§ REQUIRED ACTION: Look through the records below and copy each line that includes the word "Jirón".

§ Component data from apps and pages:
------------------------------------------------------------------------

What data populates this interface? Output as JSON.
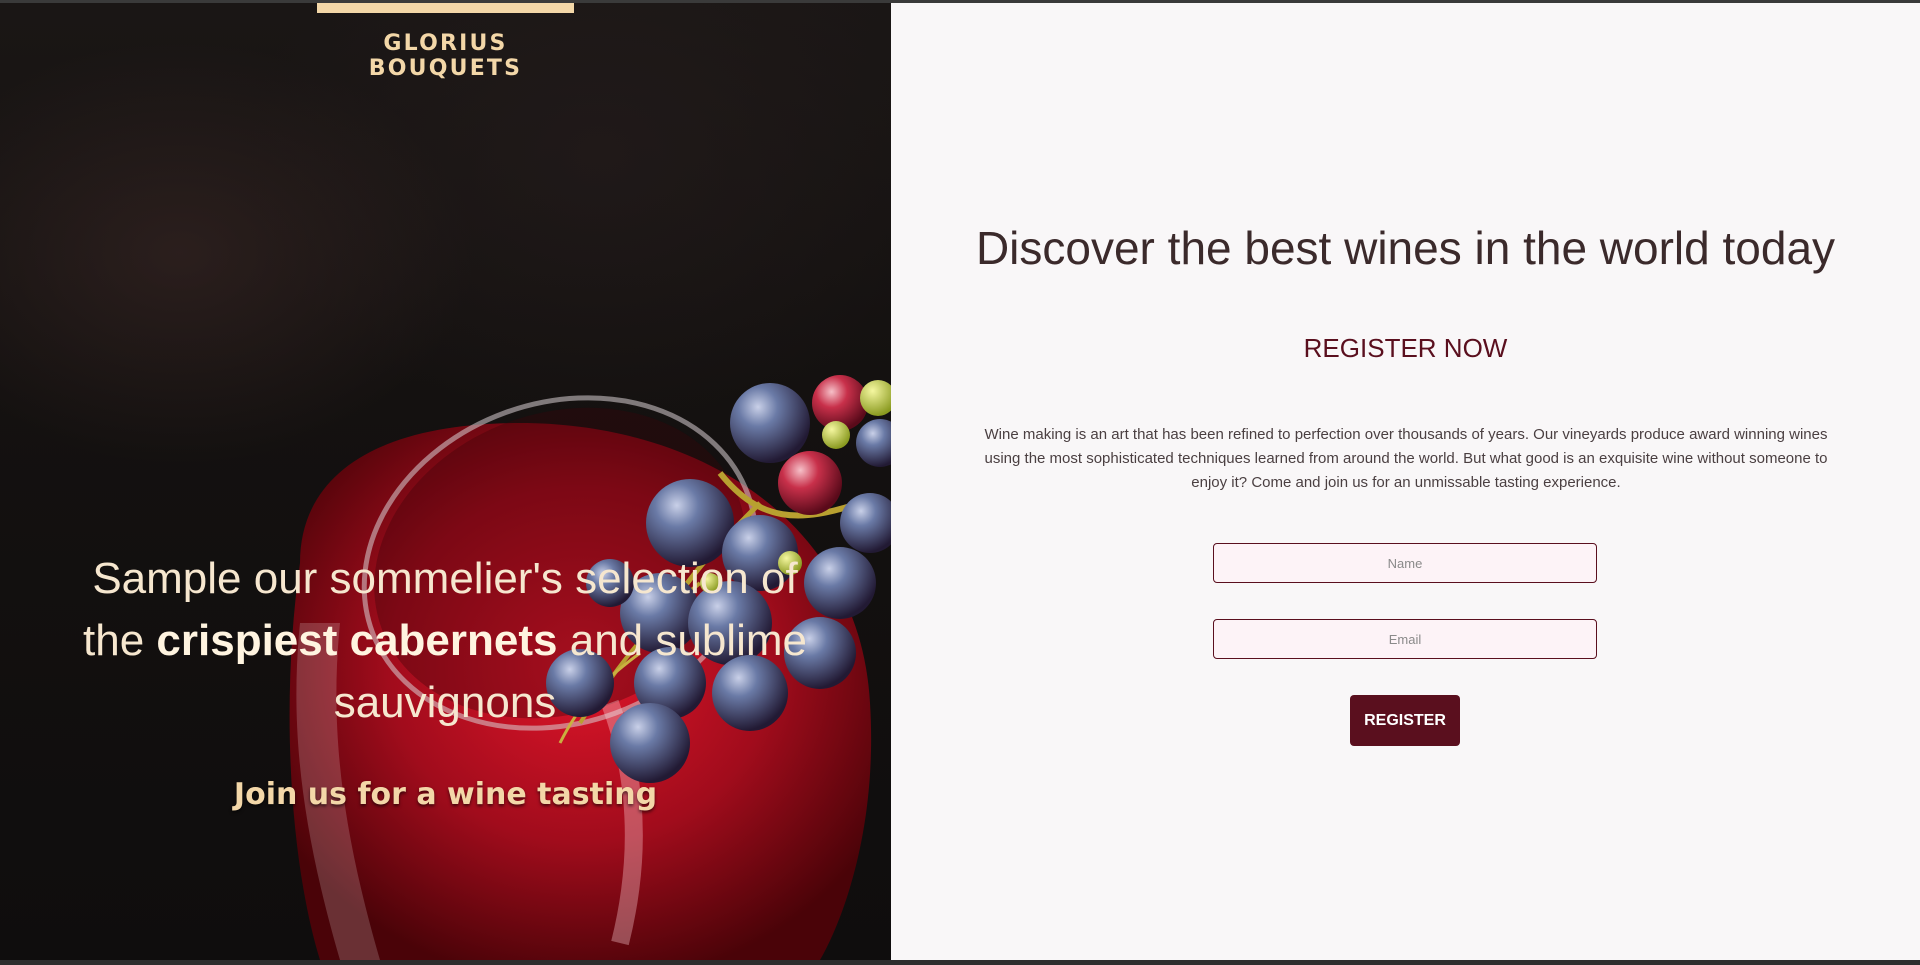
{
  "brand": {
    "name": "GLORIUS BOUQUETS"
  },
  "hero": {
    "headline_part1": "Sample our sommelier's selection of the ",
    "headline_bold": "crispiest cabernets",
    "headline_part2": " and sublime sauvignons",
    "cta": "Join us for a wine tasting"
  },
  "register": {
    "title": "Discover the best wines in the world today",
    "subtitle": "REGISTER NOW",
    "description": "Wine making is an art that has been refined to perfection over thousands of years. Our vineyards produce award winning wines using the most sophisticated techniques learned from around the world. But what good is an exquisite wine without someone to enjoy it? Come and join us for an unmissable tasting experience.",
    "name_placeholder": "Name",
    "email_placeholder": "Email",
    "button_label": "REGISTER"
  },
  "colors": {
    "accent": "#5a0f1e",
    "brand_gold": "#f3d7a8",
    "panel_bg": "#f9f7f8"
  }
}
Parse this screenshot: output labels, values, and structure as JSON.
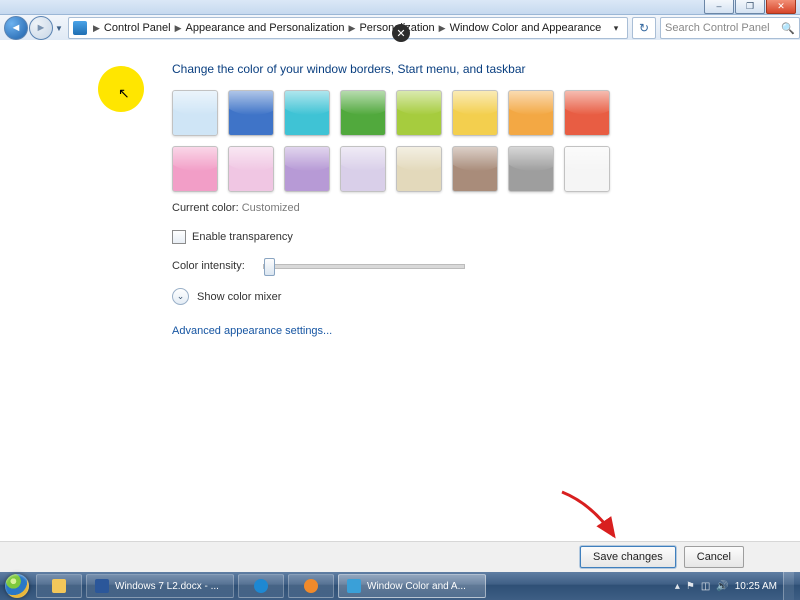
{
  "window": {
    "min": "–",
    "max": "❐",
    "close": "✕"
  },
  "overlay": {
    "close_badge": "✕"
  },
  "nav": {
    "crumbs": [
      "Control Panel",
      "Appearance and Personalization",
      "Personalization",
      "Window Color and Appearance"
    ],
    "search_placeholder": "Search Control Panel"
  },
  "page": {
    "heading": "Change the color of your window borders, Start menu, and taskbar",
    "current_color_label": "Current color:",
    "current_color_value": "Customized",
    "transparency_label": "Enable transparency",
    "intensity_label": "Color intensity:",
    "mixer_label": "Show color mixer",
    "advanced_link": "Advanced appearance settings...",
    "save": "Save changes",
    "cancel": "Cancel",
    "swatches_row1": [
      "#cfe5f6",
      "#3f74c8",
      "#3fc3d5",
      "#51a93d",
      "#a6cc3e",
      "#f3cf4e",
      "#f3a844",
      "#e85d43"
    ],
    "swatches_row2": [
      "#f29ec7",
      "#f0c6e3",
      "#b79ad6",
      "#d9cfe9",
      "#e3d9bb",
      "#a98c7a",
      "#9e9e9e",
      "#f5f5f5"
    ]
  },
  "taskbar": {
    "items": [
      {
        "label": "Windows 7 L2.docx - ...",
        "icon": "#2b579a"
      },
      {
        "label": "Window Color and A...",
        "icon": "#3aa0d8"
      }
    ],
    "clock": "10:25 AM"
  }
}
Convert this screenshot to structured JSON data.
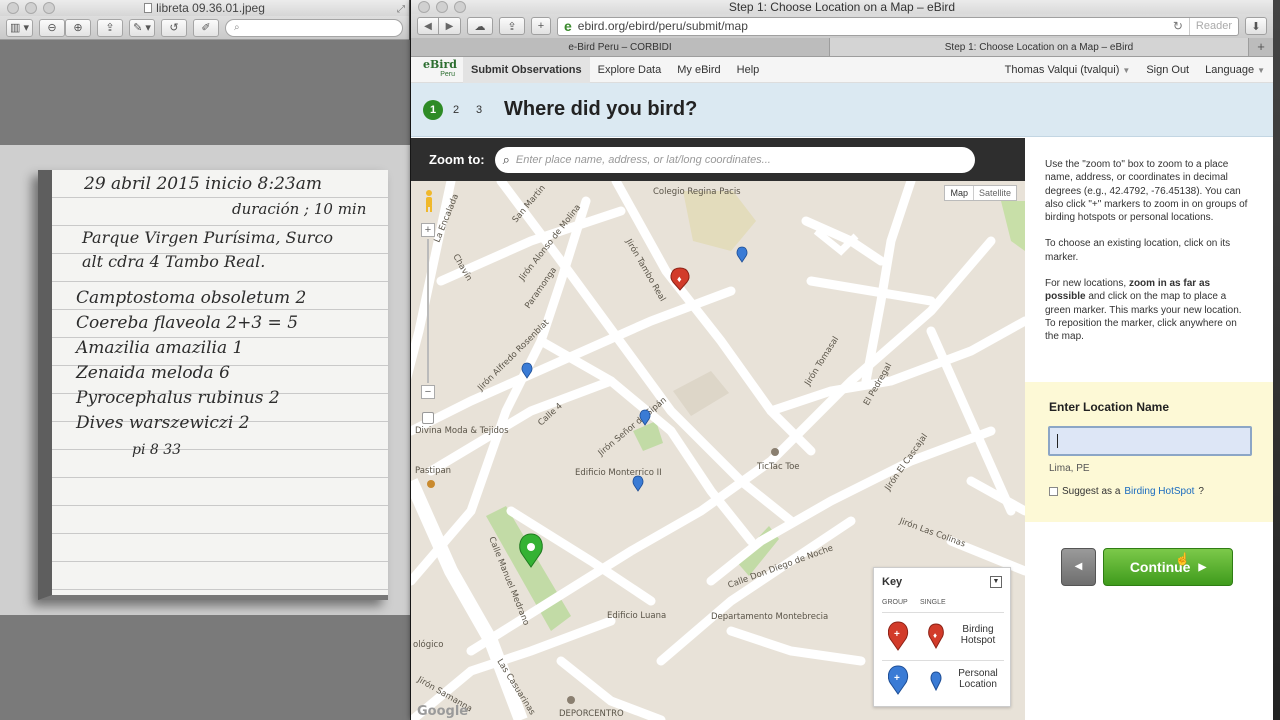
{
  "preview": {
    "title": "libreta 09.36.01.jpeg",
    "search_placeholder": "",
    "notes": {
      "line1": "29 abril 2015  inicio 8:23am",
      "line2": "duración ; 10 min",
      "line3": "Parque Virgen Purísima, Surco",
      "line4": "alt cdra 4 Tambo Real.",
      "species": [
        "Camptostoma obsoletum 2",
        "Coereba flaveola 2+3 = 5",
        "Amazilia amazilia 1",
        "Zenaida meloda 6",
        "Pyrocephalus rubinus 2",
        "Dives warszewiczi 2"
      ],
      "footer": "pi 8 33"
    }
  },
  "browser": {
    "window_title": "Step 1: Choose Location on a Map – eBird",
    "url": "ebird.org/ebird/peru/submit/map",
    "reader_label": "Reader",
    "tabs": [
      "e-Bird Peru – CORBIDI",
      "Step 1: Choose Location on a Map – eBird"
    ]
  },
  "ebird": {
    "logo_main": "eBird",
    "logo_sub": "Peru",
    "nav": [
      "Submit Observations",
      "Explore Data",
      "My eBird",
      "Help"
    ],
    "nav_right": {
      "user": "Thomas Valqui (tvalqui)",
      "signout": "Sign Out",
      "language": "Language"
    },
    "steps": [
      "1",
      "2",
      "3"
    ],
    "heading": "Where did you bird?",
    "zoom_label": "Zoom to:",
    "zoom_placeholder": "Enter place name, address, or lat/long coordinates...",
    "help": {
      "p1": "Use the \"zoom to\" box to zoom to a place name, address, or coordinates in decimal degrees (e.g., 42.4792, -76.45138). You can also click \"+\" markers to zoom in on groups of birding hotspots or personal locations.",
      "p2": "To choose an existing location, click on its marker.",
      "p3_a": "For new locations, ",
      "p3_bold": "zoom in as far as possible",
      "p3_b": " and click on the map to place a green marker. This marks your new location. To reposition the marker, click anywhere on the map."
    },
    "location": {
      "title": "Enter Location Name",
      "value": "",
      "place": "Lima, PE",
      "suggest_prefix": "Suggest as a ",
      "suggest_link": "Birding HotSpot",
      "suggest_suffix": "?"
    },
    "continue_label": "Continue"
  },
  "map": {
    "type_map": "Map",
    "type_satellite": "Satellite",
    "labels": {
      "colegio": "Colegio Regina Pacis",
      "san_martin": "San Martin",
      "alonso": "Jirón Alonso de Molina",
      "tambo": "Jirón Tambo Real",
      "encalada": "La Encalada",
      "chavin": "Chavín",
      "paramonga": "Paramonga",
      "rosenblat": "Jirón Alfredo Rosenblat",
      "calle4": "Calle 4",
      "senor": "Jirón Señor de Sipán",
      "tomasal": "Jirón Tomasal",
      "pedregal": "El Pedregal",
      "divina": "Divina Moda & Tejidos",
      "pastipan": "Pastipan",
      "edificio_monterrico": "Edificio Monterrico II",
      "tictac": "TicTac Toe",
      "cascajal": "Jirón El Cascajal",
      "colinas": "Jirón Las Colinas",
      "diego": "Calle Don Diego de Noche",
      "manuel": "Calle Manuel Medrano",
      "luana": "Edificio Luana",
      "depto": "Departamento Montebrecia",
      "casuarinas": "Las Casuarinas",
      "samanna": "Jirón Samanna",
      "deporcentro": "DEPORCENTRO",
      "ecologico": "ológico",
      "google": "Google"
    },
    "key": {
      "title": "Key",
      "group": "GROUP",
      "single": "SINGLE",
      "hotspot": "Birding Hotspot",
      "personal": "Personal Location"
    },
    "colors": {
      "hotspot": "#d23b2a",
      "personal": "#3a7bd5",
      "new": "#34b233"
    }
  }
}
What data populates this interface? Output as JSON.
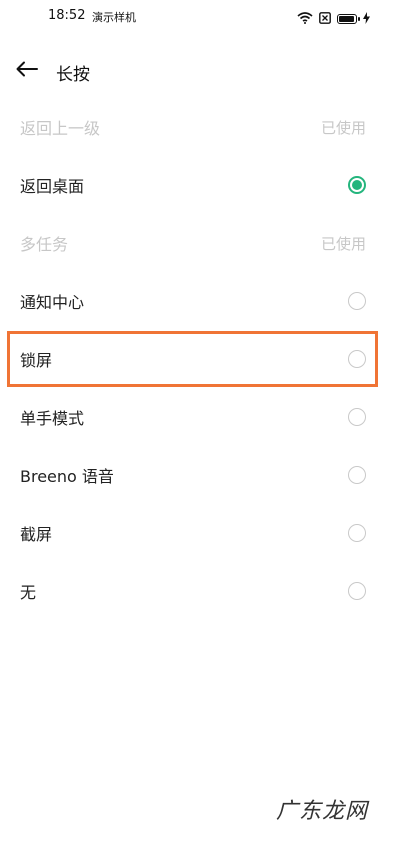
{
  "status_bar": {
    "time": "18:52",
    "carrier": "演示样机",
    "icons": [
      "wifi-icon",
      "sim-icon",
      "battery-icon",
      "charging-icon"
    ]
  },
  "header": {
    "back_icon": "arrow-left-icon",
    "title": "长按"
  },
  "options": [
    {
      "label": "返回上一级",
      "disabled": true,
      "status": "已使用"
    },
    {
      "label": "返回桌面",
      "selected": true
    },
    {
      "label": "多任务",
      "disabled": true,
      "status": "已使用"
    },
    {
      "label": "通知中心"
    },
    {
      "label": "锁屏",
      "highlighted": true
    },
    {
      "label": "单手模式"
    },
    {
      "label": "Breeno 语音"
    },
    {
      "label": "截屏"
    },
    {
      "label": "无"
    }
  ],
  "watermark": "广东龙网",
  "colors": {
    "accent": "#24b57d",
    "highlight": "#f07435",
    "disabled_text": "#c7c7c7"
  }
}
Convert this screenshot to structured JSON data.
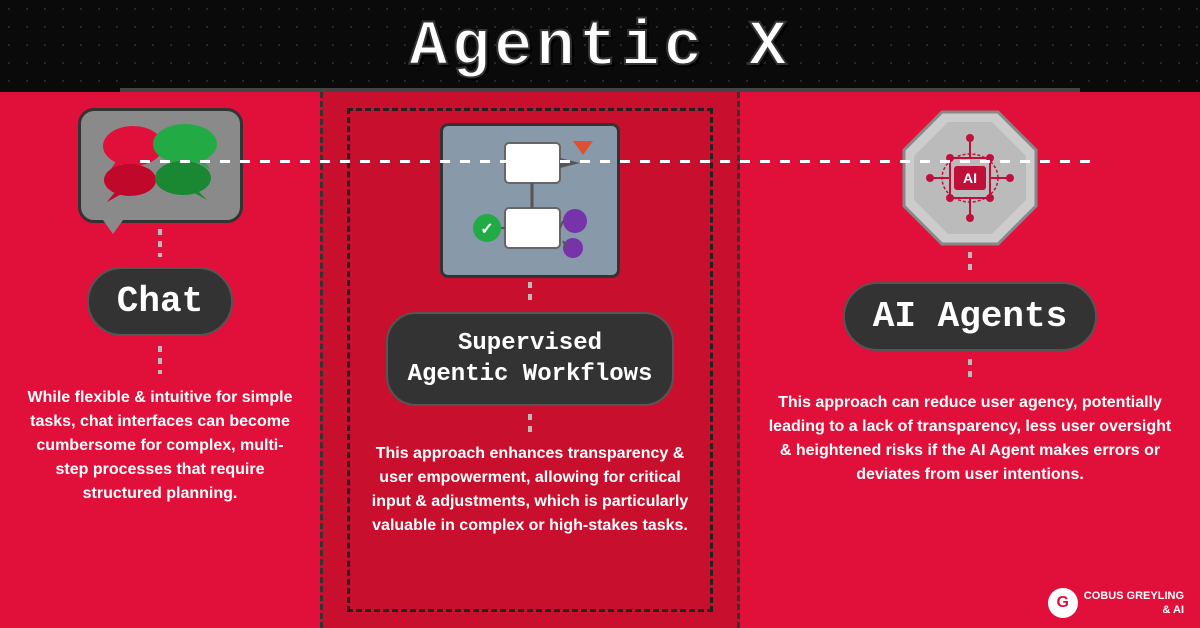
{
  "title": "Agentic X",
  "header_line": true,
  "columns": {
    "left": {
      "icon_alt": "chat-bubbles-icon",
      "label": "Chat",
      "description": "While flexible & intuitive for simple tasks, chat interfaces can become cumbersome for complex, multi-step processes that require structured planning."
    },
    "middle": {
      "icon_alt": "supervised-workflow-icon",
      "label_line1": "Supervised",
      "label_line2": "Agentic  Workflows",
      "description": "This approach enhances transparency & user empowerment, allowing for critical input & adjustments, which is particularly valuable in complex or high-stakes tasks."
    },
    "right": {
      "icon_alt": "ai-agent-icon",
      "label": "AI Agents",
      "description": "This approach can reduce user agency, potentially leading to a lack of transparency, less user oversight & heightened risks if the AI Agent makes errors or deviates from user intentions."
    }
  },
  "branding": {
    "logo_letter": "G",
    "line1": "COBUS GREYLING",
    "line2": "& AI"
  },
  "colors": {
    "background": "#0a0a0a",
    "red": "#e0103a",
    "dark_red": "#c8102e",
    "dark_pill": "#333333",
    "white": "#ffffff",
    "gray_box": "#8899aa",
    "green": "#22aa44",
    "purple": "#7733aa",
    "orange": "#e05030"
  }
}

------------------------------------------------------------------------

§ SOLUTION FOR THIS EXERCISE:
      "alonso": "Jirón Alonso de Molina",
      "tambo": "Jirón Tambo Real",
      "rosenblat": "Jirón Alfredo Rosenblat",
      "senor": "Jirón Señor de Sipán",
      "tomasal": "Jirón Tomasal",
      "cascajal": "Jirón El Cascajal",
      "colinas": "Jirón Las Colinas",
      "samanna": "Jirón Samanna",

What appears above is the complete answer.